Allied to this question of leadership, the book examines the organisational form taken by all such parties, the form of democratic centralism. Nominally the leadership is elected by the members, but an outgoing leadership will propose to a conference the new leadership and central committee by means of a "slate" (or list) of candidates. Members do not vote for individuals but for such a slate and it is rare indeed for an alternative slate to be proposed. This explains the "remarkable continuity of the Militant leadership over the years" (page 105). It should also be noted that this process of a self-perpetuating leadership explains the enormous power and prestige such a leadership has relative to its own organisation.

The organisation of such groups as Militant and all other followers of Bolshevism is certainly centralised, but has little to do with any democratic process.

Crick's book is largely a patchwork of interviews with old acquaintances and colleagues of the Militant leadership, the author's own observations and prejudices and already well-known facts about Militant but there is virtually no new material on the organisation. Much of the information on Ted Grant appears to be intended to reduce argument to personalised ridicule, unfairly depicting Grant as a senile eccentric.

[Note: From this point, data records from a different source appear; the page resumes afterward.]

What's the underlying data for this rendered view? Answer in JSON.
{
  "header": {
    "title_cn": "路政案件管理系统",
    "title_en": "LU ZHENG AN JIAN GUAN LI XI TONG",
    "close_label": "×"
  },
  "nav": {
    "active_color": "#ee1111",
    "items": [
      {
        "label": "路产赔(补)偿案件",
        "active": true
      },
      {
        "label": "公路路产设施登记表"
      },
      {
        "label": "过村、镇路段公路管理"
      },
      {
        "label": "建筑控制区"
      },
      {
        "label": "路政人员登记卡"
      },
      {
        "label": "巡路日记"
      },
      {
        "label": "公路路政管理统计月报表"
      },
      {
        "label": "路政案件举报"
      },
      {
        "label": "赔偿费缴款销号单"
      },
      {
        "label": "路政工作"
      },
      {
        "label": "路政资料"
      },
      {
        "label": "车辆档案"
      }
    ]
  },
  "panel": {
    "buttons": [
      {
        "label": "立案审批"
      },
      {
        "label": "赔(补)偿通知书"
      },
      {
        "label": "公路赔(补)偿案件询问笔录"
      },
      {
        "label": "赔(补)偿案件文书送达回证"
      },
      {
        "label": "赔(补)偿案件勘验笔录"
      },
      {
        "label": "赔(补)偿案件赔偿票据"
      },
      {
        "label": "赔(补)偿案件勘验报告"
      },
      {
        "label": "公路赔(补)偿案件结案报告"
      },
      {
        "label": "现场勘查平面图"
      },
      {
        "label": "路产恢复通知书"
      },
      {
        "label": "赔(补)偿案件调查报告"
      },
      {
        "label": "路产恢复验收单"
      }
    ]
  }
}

It is indicative of the state of the Labour Party that while sections can hold enquiries  into entrist groups or whatever, and spend ". . . in the year leading up to June 1983 four of the Executive's monthly meetings . . .  devoted almost entirely to the issue" (page 200), they cannot find time to seriously examine the nature of capitalism or to reach any conclusion regarding the urgency of socialist revolution.

Militant may sloganise and print radical catchphrases on its front page headlines but is in fact just another reformist organisation which is well suited to the Labour Party. Whether Militant and the Labour Party retain their companionship or not is a matter of complete indifference to workers. The tragedy is that in the eyes of many workers, revolutionary socialism is confused with Trotskyism, Leninism and  Bolshevism. It is an urgent task to remedy this situation and expose the quack remedies not only of Militant, but all those on the political left who distort the meaning of socialism.
Steve England

Further Reading:
Socialist Standard September 2006 - 'Death of a tendency'